As part of the University of Denver’s Engaging Ideas series, IAALS Executive Director Rebecca Love Kourlis was interviewed about the importance of an independent judiciary—and IAALS’ model for sustaining it. In the video, titled “Judging the Judges,” Kourlis discusses how IAALS is helping improve state court systems through the O’Connor Judicial Selection Plan.
“Public trust in the judiciary is central to its legitimacy and to its capacity to enforce its orders. Retaining that impartiality, independence, and integrity of the judicial branch, I think in this day and age, is more critical than perhaps it’s ever been.”
When asked how to strengthen public trust and confidence in the judiciary, Kourlis said that many people are concerned with how judges are selected.
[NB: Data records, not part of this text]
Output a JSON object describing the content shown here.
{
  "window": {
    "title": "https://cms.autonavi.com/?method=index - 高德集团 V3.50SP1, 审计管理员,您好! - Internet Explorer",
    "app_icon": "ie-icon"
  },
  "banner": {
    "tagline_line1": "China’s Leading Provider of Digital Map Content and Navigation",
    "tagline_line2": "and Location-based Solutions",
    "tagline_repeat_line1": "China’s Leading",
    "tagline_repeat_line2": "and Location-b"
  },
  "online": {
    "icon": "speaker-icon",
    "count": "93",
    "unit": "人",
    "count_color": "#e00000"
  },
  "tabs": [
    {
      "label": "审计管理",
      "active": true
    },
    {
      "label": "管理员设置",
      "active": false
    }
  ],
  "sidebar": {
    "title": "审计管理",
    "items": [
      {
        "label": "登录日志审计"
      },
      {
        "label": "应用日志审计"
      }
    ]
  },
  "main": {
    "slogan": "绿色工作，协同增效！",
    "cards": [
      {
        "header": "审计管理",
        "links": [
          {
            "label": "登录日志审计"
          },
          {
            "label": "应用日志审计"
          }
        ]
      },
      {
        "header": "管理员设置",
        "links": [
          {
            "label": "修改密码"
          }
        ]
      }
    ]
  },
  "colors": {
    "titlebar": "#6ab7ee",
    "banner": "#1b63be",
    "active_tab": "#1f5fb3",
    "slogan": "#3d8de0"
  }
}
Twenty-two states currently hold contested, partisan elections to fill state judgeships. These elections often lead to questions about the judiciary’s impartiality and fairness, especially when a campaign donor’s case comes before the judge. “Judges are not politicians in robes, nor should they be perceived as being politicians in robes," Kourlis said. "They’re accountable to the Constitution—the law of the land. They’re not accountable to a particular constituency.”
To solve some of the major issues stemming from judicial elections, IAALS worked with retired Supreme Court Justice Sandra Day O’Connor to create a model for judicial selection, evaluation, and retention. The O’Connor Judicial Selection Plan features four elements that together strive for the ideal balance between judicial accountability and independence:
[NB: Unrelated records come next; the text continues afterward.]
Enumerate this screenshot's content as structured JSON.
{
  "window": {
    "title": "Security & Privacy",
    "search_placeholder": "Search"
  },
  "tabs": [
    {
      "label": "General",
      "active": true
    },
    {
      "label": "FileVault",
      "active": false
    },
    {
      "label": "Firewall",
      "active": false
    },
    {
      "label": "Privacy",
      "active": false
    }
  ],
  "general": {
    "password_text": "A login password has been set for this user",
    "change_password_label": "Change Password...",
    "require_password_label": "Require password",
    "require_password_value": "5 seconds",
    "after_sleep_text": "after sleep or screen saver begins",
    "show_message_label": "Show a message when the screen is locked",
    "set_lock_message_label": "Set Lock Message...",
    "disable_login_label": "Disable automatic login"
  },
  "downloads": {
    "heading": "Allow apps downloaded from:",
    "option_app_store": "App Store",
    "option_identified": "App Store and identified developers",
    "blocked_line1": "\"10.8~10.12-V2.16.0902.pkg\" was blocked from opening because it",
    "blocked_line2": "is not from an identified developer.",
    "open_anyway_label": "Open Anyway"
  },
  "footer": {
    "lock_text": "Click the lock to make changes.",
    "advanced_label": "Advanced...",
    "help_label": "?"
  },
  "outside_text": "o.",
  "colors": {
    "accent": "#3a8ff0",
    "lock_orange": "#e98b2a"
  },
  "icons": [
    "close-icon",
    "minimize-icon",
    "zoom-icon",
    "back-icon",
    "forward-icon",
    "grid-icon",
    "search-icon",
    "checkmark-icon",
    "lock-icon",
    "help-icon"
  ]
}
- A balanced nominating commission, made up of both lawyers and non-lawyers, who screen candidates for judgeships;
- Gubernatorial appointment from a candidate list created by the nominating commission;
- Judicial performance evaluations compiled from surveys of people who have worked with or been before the judge; and
- Retention elections where voters can use the published judicial performance evaluations to decide whether a particular judge should remain on the bench.
For states that have already implemented some aspects of the O’Connor Plan, Kourlis suggested some other areas still needing perfecting. Judicial performance evaluation results often don’t make it into the hands of voters, whose attention is often drawn to other issues come election time. Additionally, Kourlis suggested that given the increasing number of self-represented litigants in our courtrooms today, we need to ensure those folks are given a fair chance to participate in the evaluations.
Heather Buchanan is a second-year law student at the University of Colorado Law School and contributes to IAALS Online. Please direct inquiries about this post to firstname.lastname@example.org.